→ **EXERCISE BRIEF**
Your response should be a copy of each line in the listing below that includes the word "Breakpoints".

→ **SOURCE DATA**
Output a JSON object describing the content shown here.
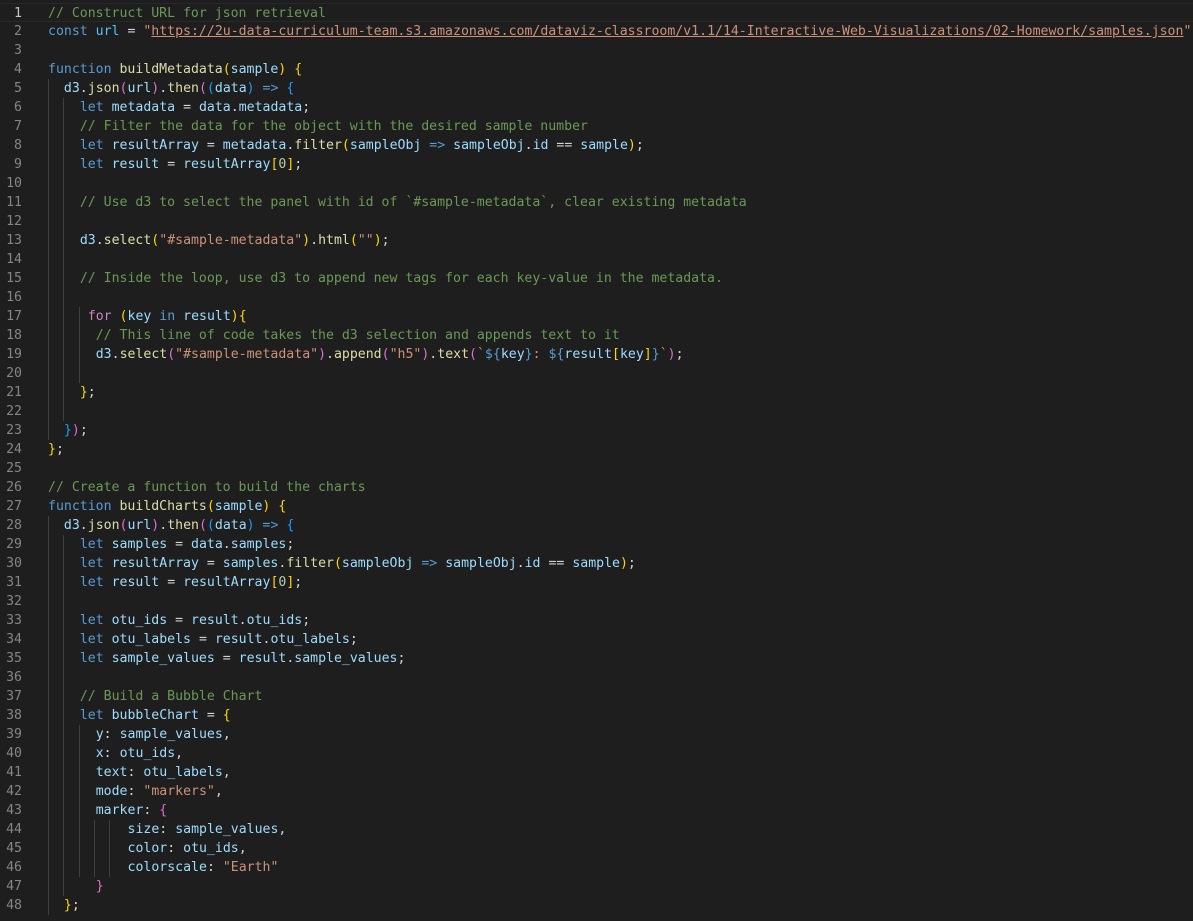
{
  "editor": {
    "language": "javascript",
    "active_line": 1,
    "lines": [
      "// Construct URL for json retrieval",
      "const url = \"https://2u-data-curriculum-team.s3.amazonaws.com/dataviz-classroom/v1.1/14-Interactive-Web-Visualizations/02-Homework/samples.json\";",
      "",
      "function buildMetadata(sample) {",
      "  d3.json(url).then((data) => {",
      "    let metadata = data.metadata;",
      "    // Filter the data for the object with the desired sample number",
      "    let resultArray = metadata.filter(sampleObj => sampleObj.id == sample);",
      "    let result = resultArray[0];",
      "",
      "    // Use d3 to select the panel with id of `#sample-metadata`, clear existing metadata",
      "",
      "    d3.select(\"#sample-metadata\").html(\"\");",
      "",
      "    // Inside the loop, use d3 to append new tags for each key-value in the metadata.",
      "",
      "     for (key in result){",
      "      // This line of code takes the d3 selection and appends text to it",
      "      d3.select(\"#sample-metadata\").append(\"h5\").text(`${key}: ${result[key]}`);",
      "",
      "    };",
      "",
      "  });",
      "};",
      "",
      "// Create a function to build the charts",
      "function buildCharts(sample) {",
      "  d3.json(url).then((data) => {",
      "    let samples = data.samples;",
      "    let resultArray = samples.filter(sampleObj => sampleObj.id == sample);",
      "    let result = resultArray[0];",
      "",
      "    let otu_ids = result.otu_ids;",
      "    let otu_labels = result.otu_labels;",
      "    let sample_values = result.sample_values;",
      "",
      "    // Build a Bubble Chart",
      "    let bubbleChart = {",
      "      y: sample_values,",
      "      x: otu_ids,",
      "      text: otu_labels,",
      "      mode: \"markers\",",
      "      marker: {",
      "          size: sample_values,",
      "          color: otu_ids,",
      "          colorscale: \"Earth\"",
      "      }",
      "  };"
    ]
  }
}
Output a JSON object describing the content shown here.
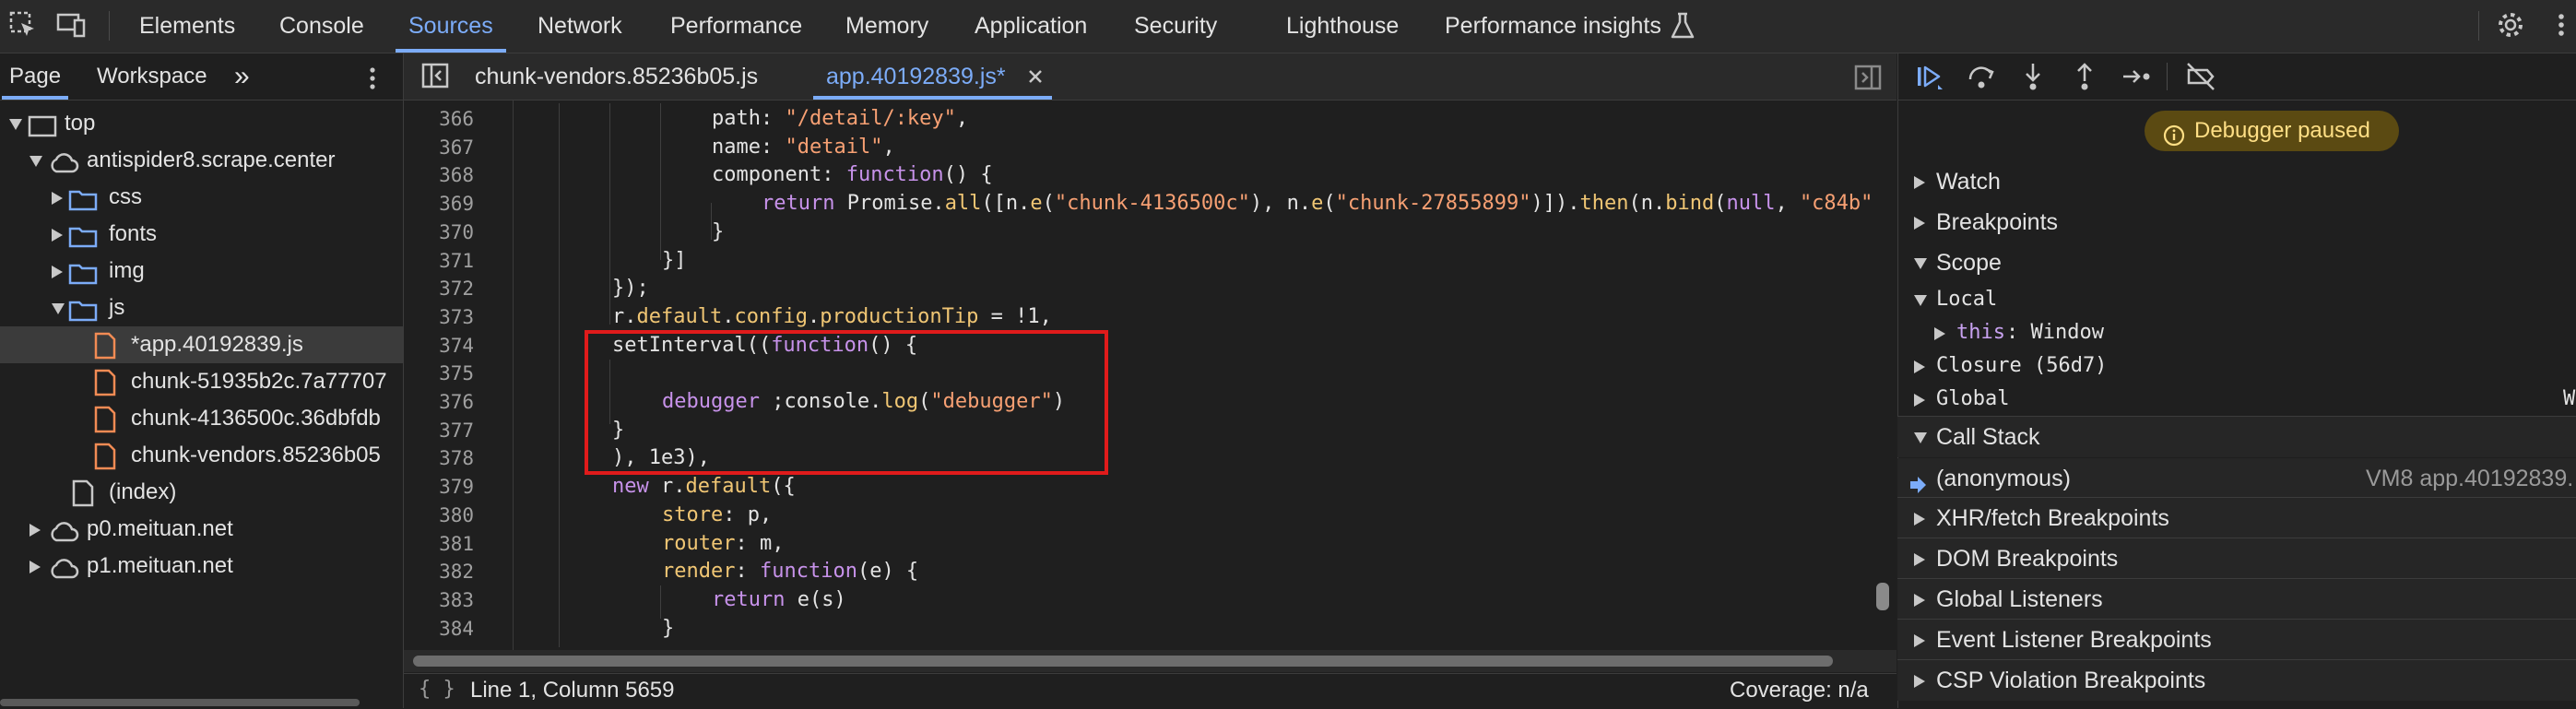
{
  "toolbar": {
    "tabs": [
      "Elements",
      "Console",
      "Sources",
      "Network",
      "Performance",
      "Memory",
      "Application",
      "Security",
      "Lighthouse",
      "Performance insights"
    ],
    "active_tab": "Sources"
  },
  "navigator": {
    "tabs": [
      "Page",
      "Workspace"
    ],
    "active_tab": "Page",
    "tree": [
      {
        "label": "top"
      },
      {
        "label": "antispider8.scrape.center"
      },
      {
        "label": "css"
      },
      {
        "label": "fonts"
      },
      {
        "label": "img"
      },
      {
        "label": "js"
      },
      {
        "label": "*app.40192839.js"
      },
      {
        "label": "chunk-51935b2c.7a77707"
      },
      {
        "label": "chunk-4136500c.36dbfdb"
      },
      {
        "label": "chunk-vendors.85236b05"
      },
      {
        "label": "(index)"
      },
      {
        "label": "p0.meituan.net"
      },
      {
        "label": "p1.meituan.net"
      }
    ]
  },
  "editor": {
    "tabs": [
      "chunk-vendors.85236b05.js",
      "app.40192839.js*"
    ],
    "active_tab": "app.40192839.js*",
    "line_numbers": [
      "366",
      "367",
      "368",
      "369",
      "370",
      "371",
      "372",
      "373",
      "374",
      "375",
      "376",
      "377",
      "378",
      "379",
      "380",
      "381",
      "382",
      "383",
      "384"
    ],
    "status_position": "Line 1, Column 5659",
    "status_coverage": "Coverage: n/a",
    "code": {
      "l366": [
        "path: ",
        "\"/detail/:key\"",
        ","
      ],
      "l367": [
        "name: ",
        "\"detail\"",
        ","
      ],
      "l368": [
        "component: ",
        "function",
        "() {"
      ],
      "l369": [
        "return ",
        "Promise.",
        "all",
        "([n.",
        "e",
        "(",
        "\"chunk-4136500c\"",
        "), n.",
        "e",
        "(",
        "\"chunk-27855899\"",
        ")]).",
        "then",
        "(n.",
        "bind",
        "(",
        "null",
        ", ",
        "\"c84b\""
      ],
      "l370": "}",
      "l371": "}]",
      "l372": "});",
      "l373": [
        "r.",
        "default",
        ".",
        "config",
        ".",
        "productionTip",
        " = !1,"
      ],
      "l374": [
        "setInterval((",
        "function",
        "() {"
      ],
      "l376": [
        "debugger",
        " ;console.",
        "log",
        "(",
        "\"debugger\"",
        ")"
      ],
      "l377": "}",
      "l378": "), 1e3),",
      "l379": [
        "new ",
        "r.",
        "default",
        "({"
      ],
      "l380": [
        "store",
        ": p,"
      ],
      "l381": [
        "router",
        ": m,"
      ],
      "l382": [
        "render",
        ": ",
        "function",
        "(e) {"
      ],
      "l383": [
        "return ",
        "e(s)"
      ],
      "l384": "}"
    }
  },
  "debugger": {
    "paused_label": "Debugger paused",
    "sections": {
      "watch": "Watch",
      "breakpoints": "Breakpoints",
      "scope": "Scope",
      "local": "Local",
      "this_key": "this",
      "this_val": ": Window",
      "closure": "Closure (56d7)",
      "global": "Global",
      "global_val": "W",
      "call_stack": "Call Stack",
      "frame_name": "(anonymous)",
      "frame_loc": "VM8 app.40192839.",
      "xhr": "XHR/fetch Breakpoints",
      "dom": "DOM Breakpoints",
      "global_listeners": "Global Listeners",
      "event_listener": "Event Listener Breakpoints",
      "csp": "CSP Violation Breakpoints"
    }
  },
  "colors": {
    "accent": "#7cacf8",
    "highlight_box": "#e01b1b",
    "paused_bg": "#5b4a12",
    "paused_text": "#ffdf85"
  }
}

→ **OUTPUT FOR THIS EXERCISE**
      "breakpoints": "Breakpoints",
      "xhr": "XHR/fetch Breakpoints",
      "dom": "DOM Breakpoints",
      "event_listener": "Event Listener Breakpoints",
      "csp": "CSP Violation Breakpoints"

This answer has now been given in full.